Neither federal nor private payers will pay for all available therapies and services. Instead each payer has set up its own complex system of rules that determine what services and therapies will be covered when.

Medicare Coverage Policies

Medicare Coverage Policies

Medicare uses a variety of mechanisms to set policies for coverage of services. At the national level, the Centers for Medicare and Medicaid Services (CMS) may issue a National Coverage Determination (NCD). Medicare contractors may issue Local Coverage Determinations (LCDs) or may choose to cover services or therapies on a case-by-case basis. If an NCD or LCD does not exist, it does not simply mean that Medicare will not pay for the service.

National Coverage Determinations
CMS develops NCDs to codify Medicare coverage of services that are “reasonable and necessary.” NCDs are created using an evidence-based process, with opportunities for public comment and participation.  These policies may be written in a manner that provides broad coverage, coverage with certain restrictions, or non-coverage.  NCDs are listed in alphabetical order on the CMS website or can also be found, along with many other documents, in the Medicare Coverage Center.

Without an NCD, a service may be covered at the judgment of Medicare administrative contractors (MACs) through an LCD.

Local Coverage Determinations
When national coverage has not been specified in an NCD, MACs may choose to provide coverage for a service through an LCD. An LCD may be written in a manner that provides broad coverage, coverage with certain restrictions, or non-coverage.  MACs develop LCDs through a process that is less formal than that used to develop an NCD. That process includes expert feedback from designated physician representatives. LCDs are listed by contractor or state on the CMS website. Individual contractor websites have additional information that includes information for providers to suggest new or revised LCDs.

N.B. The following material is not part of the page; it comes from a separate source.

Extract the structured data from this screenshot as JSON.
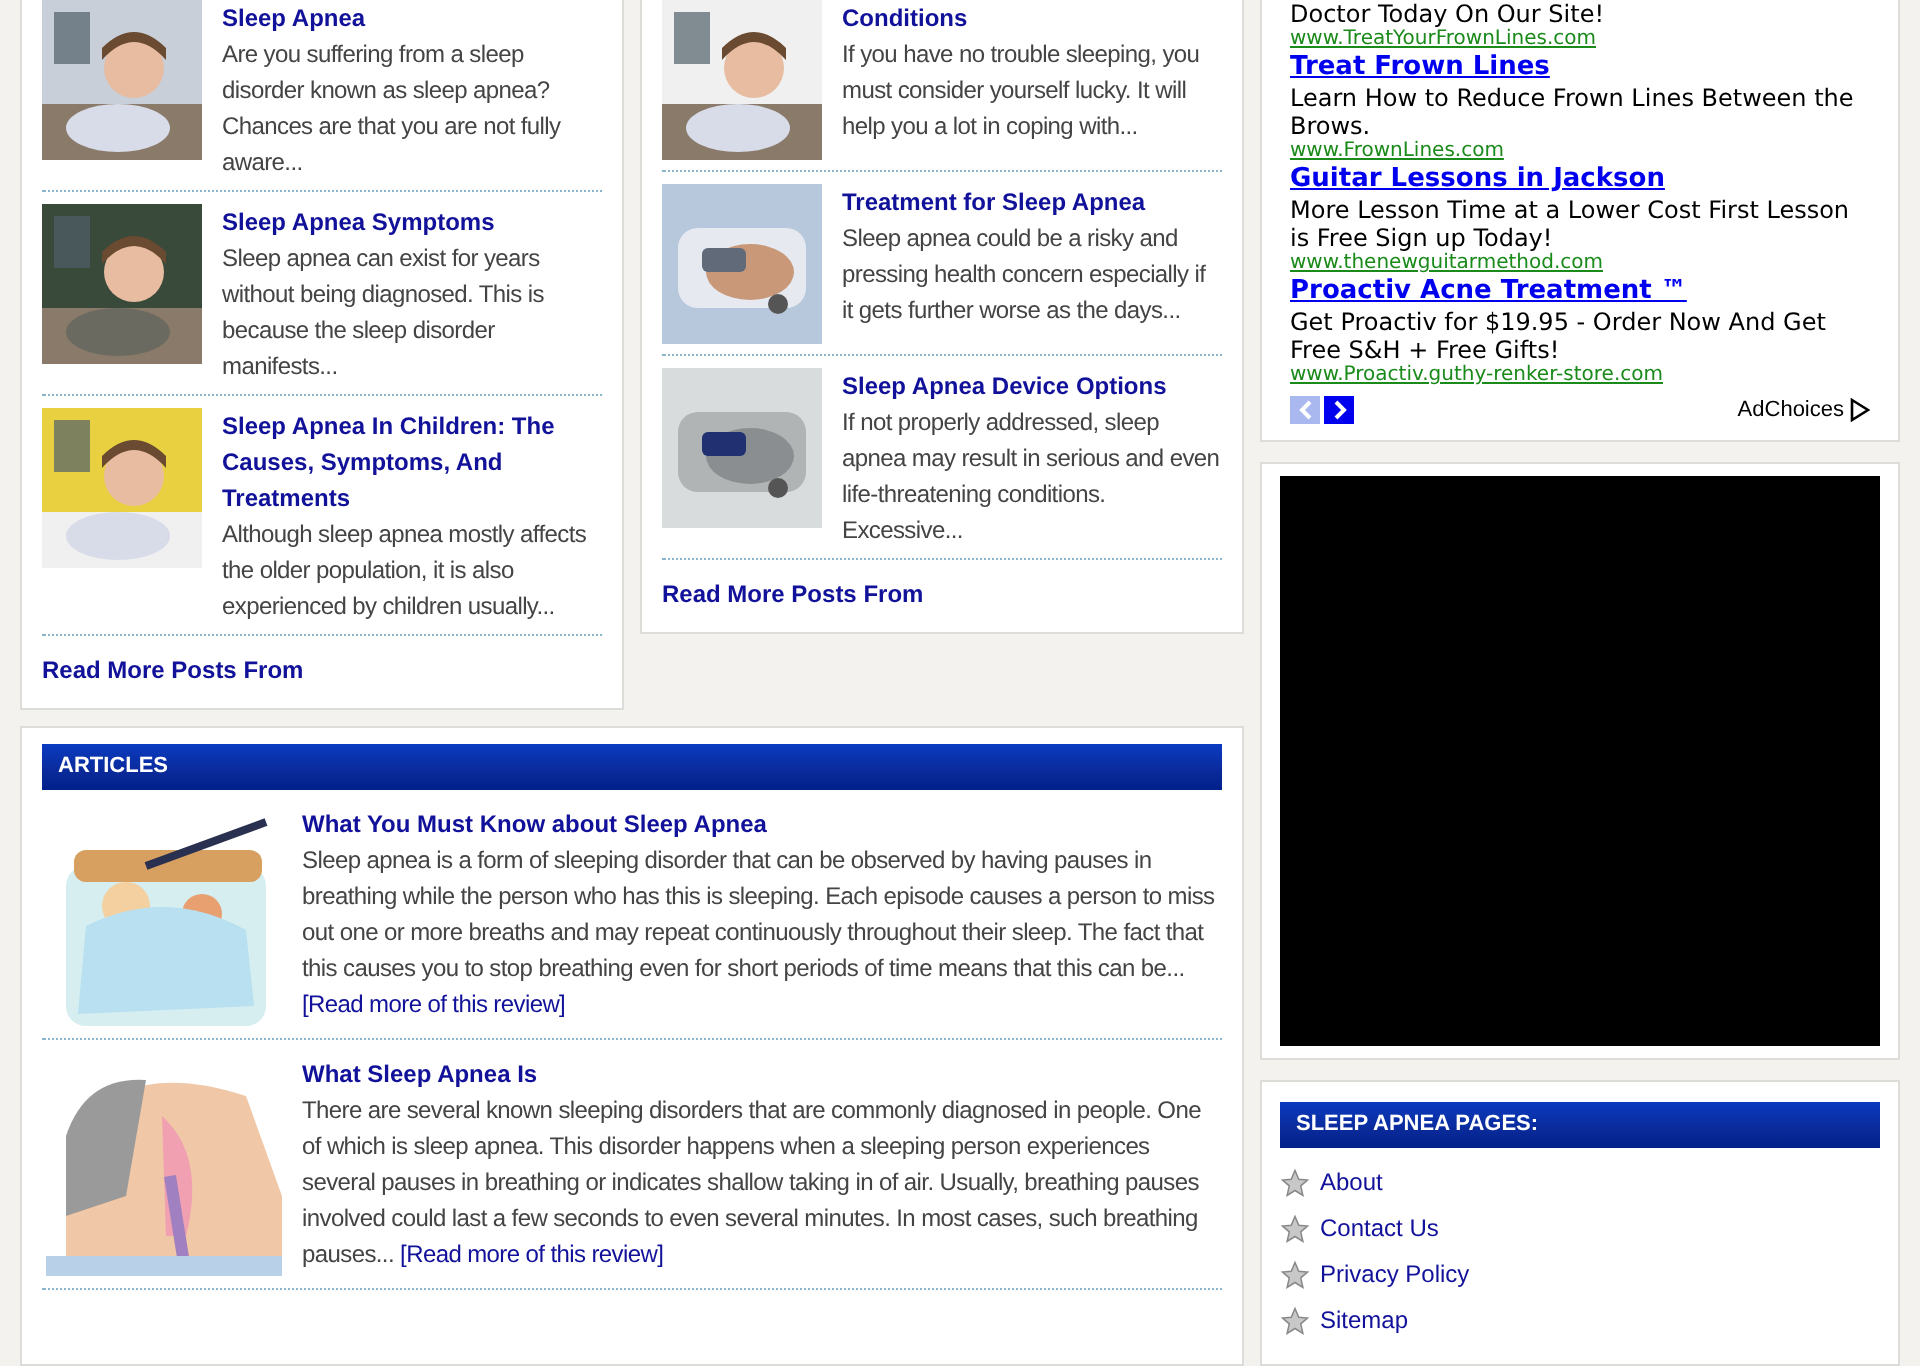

Most services are not addressed in either an NCD or an LCD. These services are not precluded or qualified through policy, but may be subject to coding edits for frequency, volume, or code pairs.

Private Payer Coverage Policies

Third party insurance payers such as Aetna, Blue Cross and Blue Shield, CIGNA and UnitedHealthcare maintain individual libraries of medical coverage policies. These policies contain the payer’s coverage rationale, interpretation of current medical evidence and literature as well as billing and coding instructions. Payers often include various evaluations such as clinical practice guidelines, Medicare coverage determinations, medical assessments (from governmental agencies, other health insurers and independent non-profit organizations), and sometimes use cost-effectiveness research of similar procedures or devices.

The large national insurers, including Medicare contractors, review their medical policies annually or more frequently as the medical literature and evidence evolves. The ACC has become an excellent resource for these cardiovascular related policies through its evidence-based practice guidelines, statements, and appropriate use criteria. The College continues to provide additional clinical practice input and guideline interpretation for both Medicare and private payer coverage policies.

The best way to find a specific policy for a payer is to use an internet search engine like Google, Bing, or Yahoo. Searching with the CPT® code will help narrow your search results. For example, when searching for UnitedHealthcare’s medical policy for complete transthoracic echocardiogram (CPT 93306), input “UnitedHealthcare medical policy CPT 93306” into the search box.

It is important to note some payers may have additional requirements such as prior authorization or notifications for certain services and procedures particularly diagnostic imaging tests and other cardiovascular procedures. Be sure to check with the insurer for these type requirements before rendering a service.